McCourt thanked his partners -- Jon Kirk Mukri of the Los Angeles City Department of Recreation and Parks, City Councilman Greig Smith and Anita DeFrantz of the LA84 Foundation -- then reiterated to reporters that he's here to stay, despite the uncertainty created by his ongoing divorce.
"I'm just going through the process, but I'm very confident at the end of the process I will own the baseball team," said McCourt. "That's how I will continue to proceed on a daily basis."
The Dodgers open Spring Training on Wednesday, with pitchers and catchers reporting to the Camelback Ranch-Glendale complex in Arizona. McCourt said that fans he encounters do not focus on off-the-field matters.
"The only thing fans are focused on is wanting to win. That's the only thing they care about," he said. "That's what we're focused on. Putting a great product on the field and winning a lot of baseball games. Fans care about winning. That's what they want and we want to deliver the fans a world's championship."
McCourt said ticket sales are "doing fine -- right on projections," and that he wouldn't rule out a Dodgers regional television network "maybe someday" despite the deal the Lakers announced this week, which some media experts suggest makes a Dodgers channel less likely.
"Anything that brings sports and games to the fans is a good thing," he said. "I have no comment on that agreement, but the key is accessibility. Sports are all about the fans."
The caravan started Tuesday with a stop at Los Angeles Fire Department No. 3, for the official handoff of a fire truck for Rafael Furcal's hometown in the Dominican Republic, Loma de Cabrera, population: 5,000. Bernie Ventura represented Los Bomberos Foundation, a non-profit group of firefighters that was instrumental in procuring the donated equipment.

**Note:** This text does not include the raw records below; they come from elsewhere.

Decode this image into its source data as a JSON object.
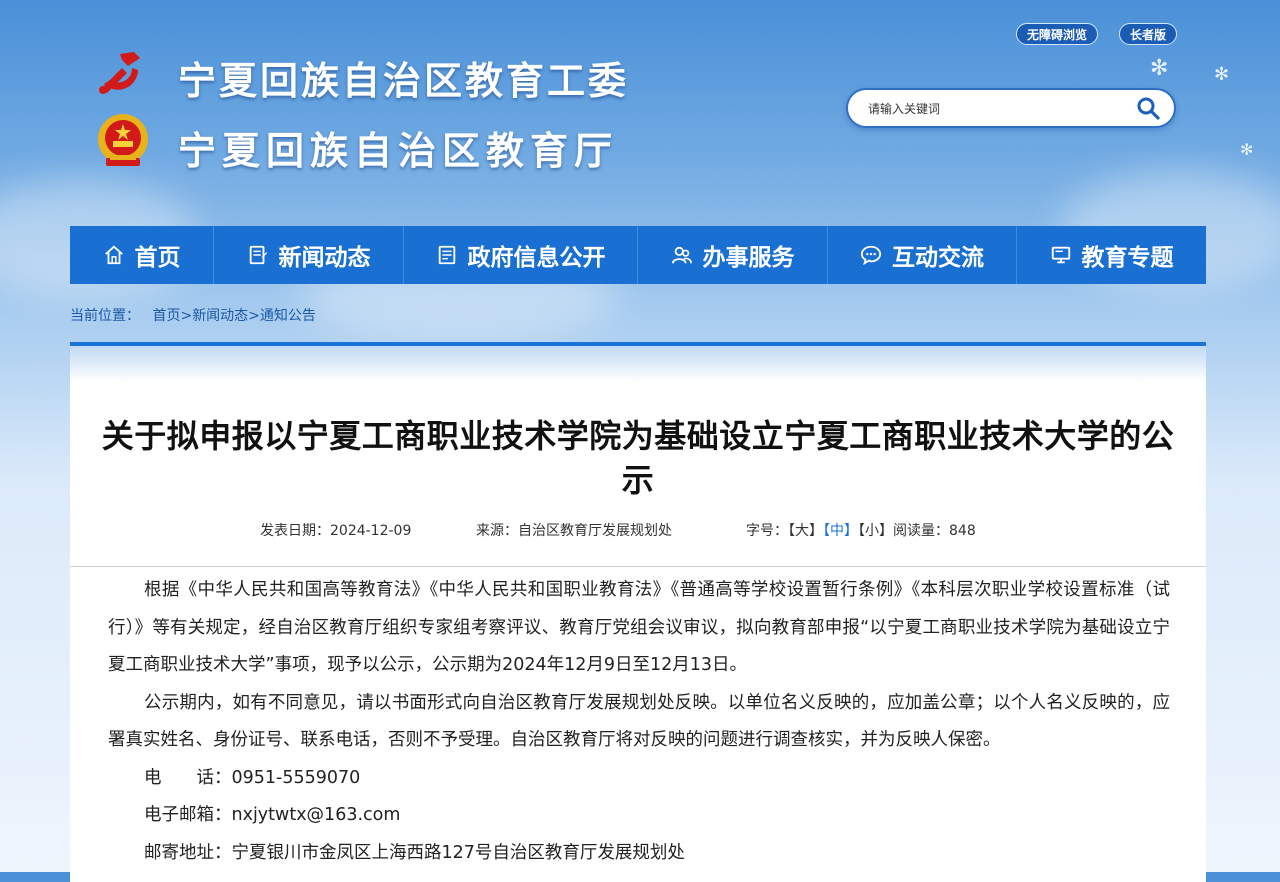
{
  "header": {
    "title_line1": "宁夏回族自治区教育工委",
    "title_line2": "宁夏回族自治区教育厅",
    "accessibility_label": "无障碍浏览",
    "elder_label": "长者版",
    "search_placeholder": "请输入关键词"
  },
  "nav": {
    "items": [
      {
        "label": "首页",
        "icon": "home-icon"
      },
      {
        "label": "新闻动态",
        "icon": "news-icon"
      },
      {
        "label": "政府信息公开",
        "icon": "document-icon"
      },
      {
        "label": "办事服务",
        "icon": "service-icon"
      },
      {
        "label": "互动交流",
        "icon": "chat-icon"
      },
      {
        "label": "教育专题",
        "icon": "monitor-icon"
      }
    ]
  },
  "breadcrumb": {
    "prefix": "当前位置：",
    "home": "首页",
    "sep1": ">",
    "news": "新闻动态",
    "sep2": ">",
    "notice": "通知公告"
  },
  "article": {
    "title_line1": "关于拟申报以宁夏工商职业技术学院为基础设立宁夏工商职业技术大学的公",
    "title_line2": "示",
    "date_text": "发表日期：2024-12-09",
    "source_text": "来源：自治区教育厅发展规划处",
    "font_label": "字号：",
    "font_large": "【大】",
    "font_medium": "【中】",
    "font_small": "【小】",
    "read_label": "阅读量：",
    "read_count": "848",
    "paragraphs": [
      "根据《中华人民共和国高等教育法》《中华人民共和国职业教育法》《普通高等学校设置暂行条例》《本科层次职业学校设置标准（试行）》等有关规定，经自治区教育厅组织专家组考察评议、教育厅党组会议审议，拟向教育部申报“以宁夏工商职业技术学院为基础设立宁夏工商职业技术大学”事项，现予以公示，公示期为2024年12月9日至12月13日。",
      "公示期内，如有不同意见，请以书面形式向自治区教育厅发展规划处反映。以单位名义反映的，应加盖公章；以个人名义反映的，应署真实姓名、身份证号、联系电话，否则不予受理。自治区教育厅将对反映的问题进行调查核实，并为反映人保密。",
      "电　　话：0951-5559070",
      "电子邮箱：nxjytwtx@163.com",
      "邮寄地址：宁夏银川市金凤区上海西路127号自治区教育厅发展规划处"
    ]
  },
  "colors": {
    "nav_bg": "#1a6fd2",
    "link_blue": "#1c58a6",
    "accent_red": "#d21a1a"
  }
}
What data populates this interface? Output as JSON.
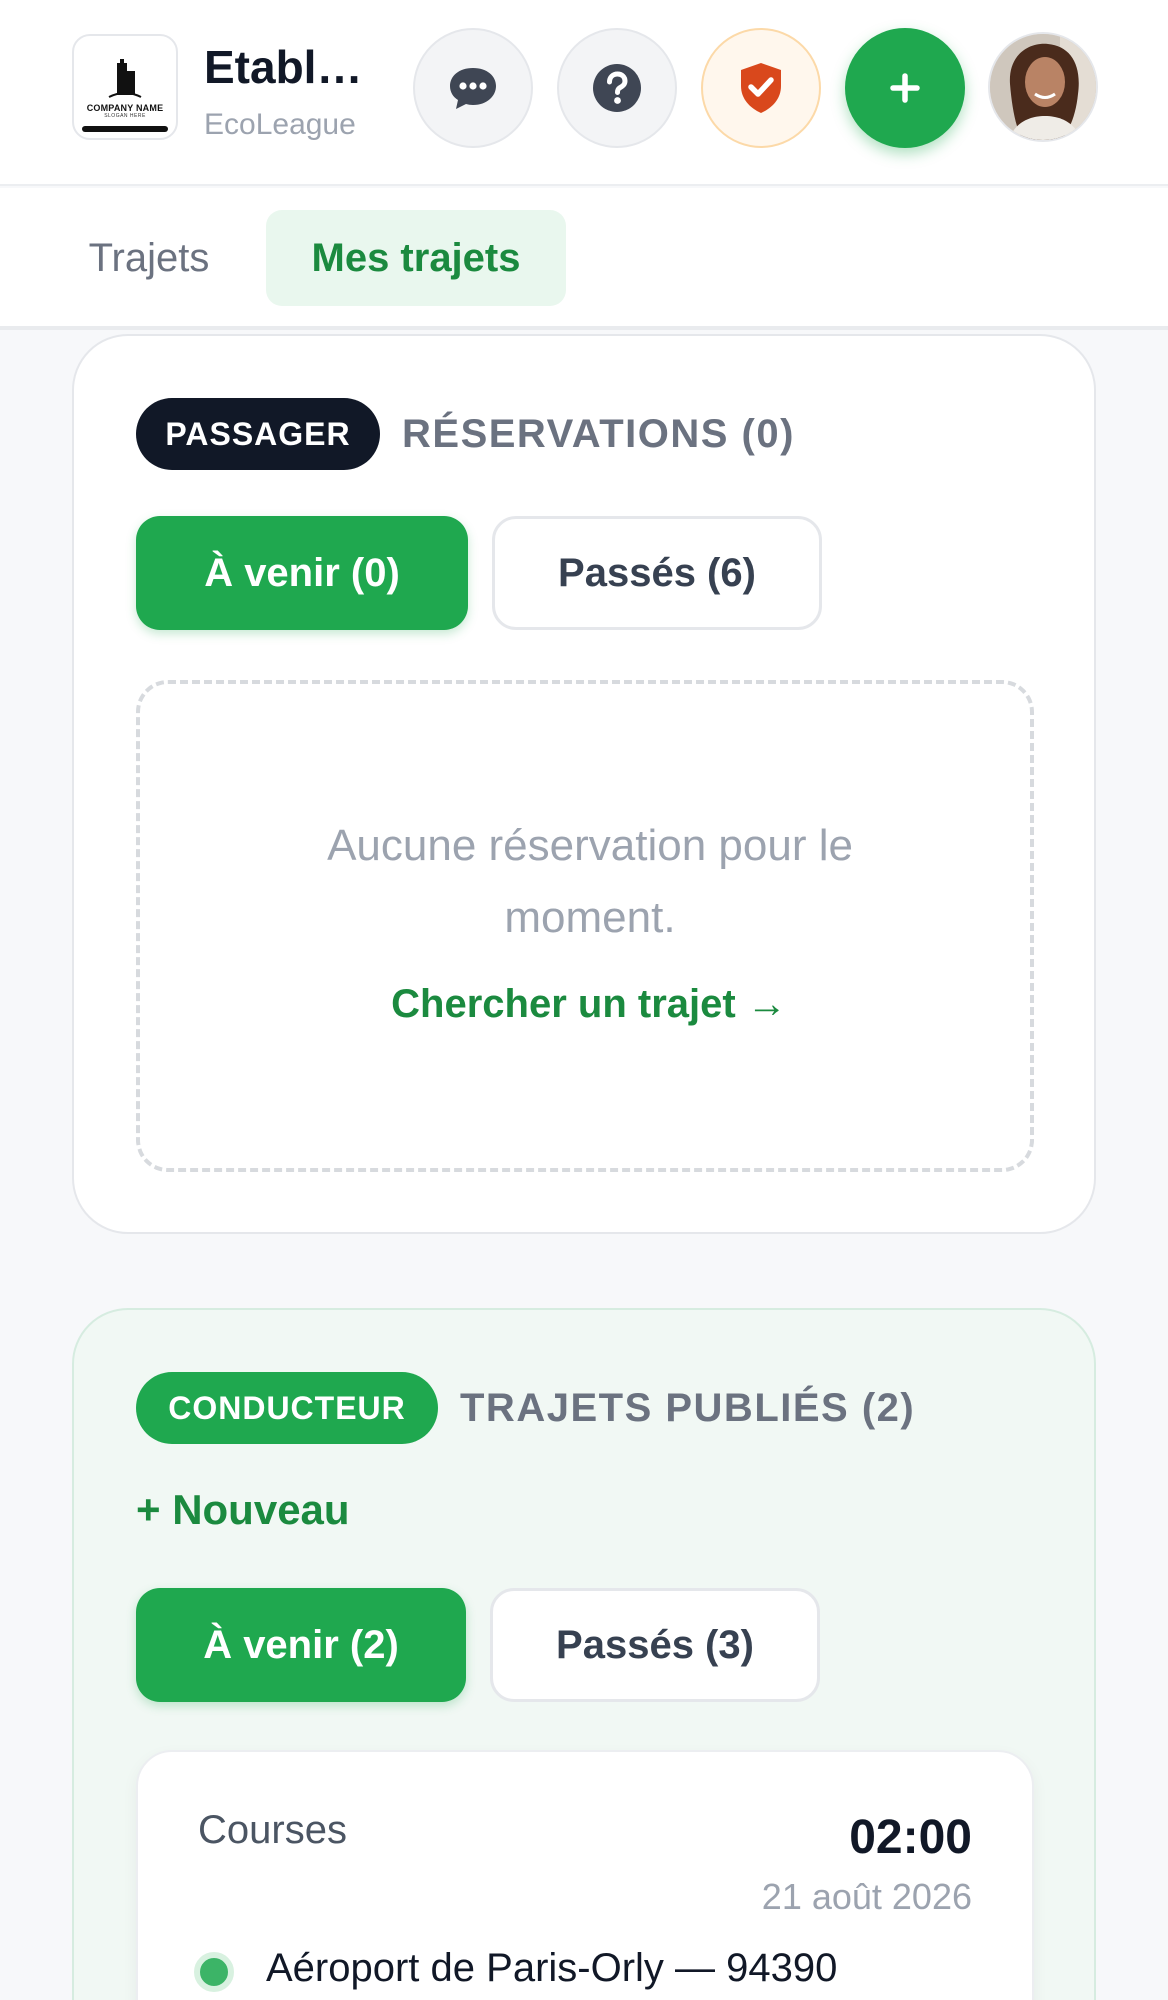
{
  "header": {
    "logo_text": "COMPANY NAME",
    "logo_slogan": "SLOGAN HERE",
    "org_title": "Etablissement",
    "org_subtitle": "EcoLeague",
    "plus_label": "+"
  },
  "tabs": [
    {
      "label": "Trajets",
      "active": false
    },
    {
      "label": "Mes trajets",
      "active": true
    }
  ],
  "passenger": {
    "badge": "PASSAGER",
    "title": "RÉSERVATIONS (0)",
    "segments": [
      {
        "label": "À venir (0)",
        "active": true
      },
      {
        "label": "Passés (6)",
        "active": false
      }
    ],
    "empty_message": "Aucune réservation pour le moment.",
    "empty_link": "Chercher un trajet →"
  },
  "driver": {
    "badge": "CONDUCTEUR",
    "title": "TRAJETS PUBLIÉS (2)",
    "new_link": "+ Nouveau",
    "segments": [
      {
        "label": "À venir (2)",
        "active": true
      },
      {
        "label": "Passés (3)",
        "active": false
      }
    ],
    "trips": [
      {
        "type": "Courses",
        "time": "02:00",
        "date": "21 août 2026",
        "from": "Aéroport de Paris-Orly — 94390"
      }
    ]
  },
  "colors": {
    "primary_green": "#1fa84f",
    "link_green": "#1b8a3f",
    "passenger_badge": "#111827",
    "shield_red": "#d9481c"
  },
  "icons": {
    "chat": "chat-bubble-icon",
    "help": "question-icon",
    "shield": "shield-check-icon",
    "add": "plus-icon"
  }
}
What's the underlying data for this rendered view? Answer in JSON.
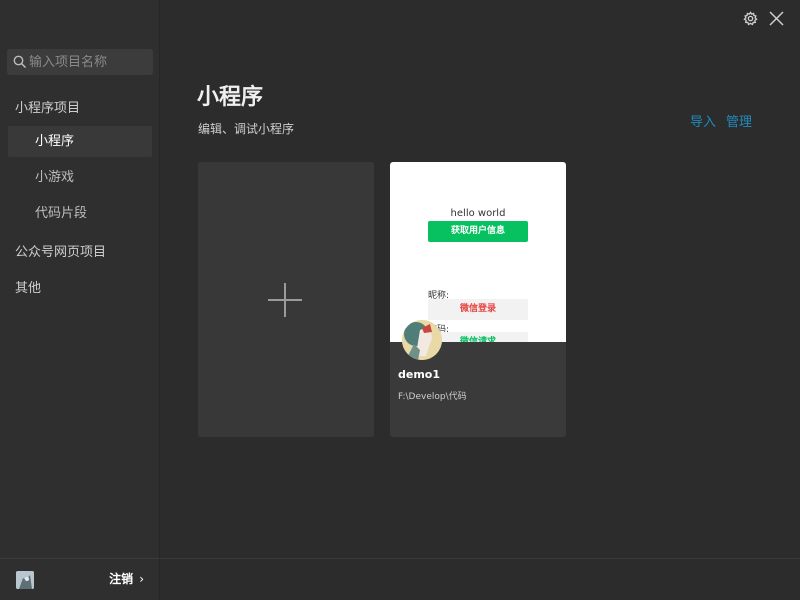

L.A. Fire Department official Donald Frazeur proclaimed Furcal an "honorary firefighter" and presented him with a commemorative ax and City Councilman Tom La Bonge, whose district includes the station, gave a Dodgers pep talk.
General manager Ned Colletti said the equipment was the culmination of a conversation that concluded the negotiation of Furcal's contract two years ago.
"I asked the agent if there was a cause that Rafael wanted to support and he came up with a fire truck for his hometown," said Colletti. "I said we'd go halves with him and it sealed the deal. It's pretty cool two years later to see it come to fruition."
The truck will be hauled to Florida, then shipped by freighter to the Dominican.
"Thank God to the Dodgers and Los Bomberos," said Furcal. "A lot of poor people get killed in my hometown because they don't have a fire truck. We're doing something for this little town. The only big guy from there is me. Thank you all for keeping my dream alive."
The caravan also made stops in Santa Monica for a "Heal the Bay" beach cleanup with fans near the pier; at the LA Police Department West Valley station for lunch with officers and staffers; and at Taft High School, alma mater of non-roster invitee Gabe Kapler.
In addition to Furcal and Kapler, the caravan included current players Matt Kemp, Jay Gibbons and Tony Gwynn Jr.; former players Steve Garvey, Ron Cey, Fernando Valenzuela, Don Newcombe, Lou Johnson, Shawn Green and Derrel Thomas; and broadcaster Charley Steiner.
Ken Gurnick is a reporter for MLB.com. This story was not subject to the approval of Major League Baseball or its clubs.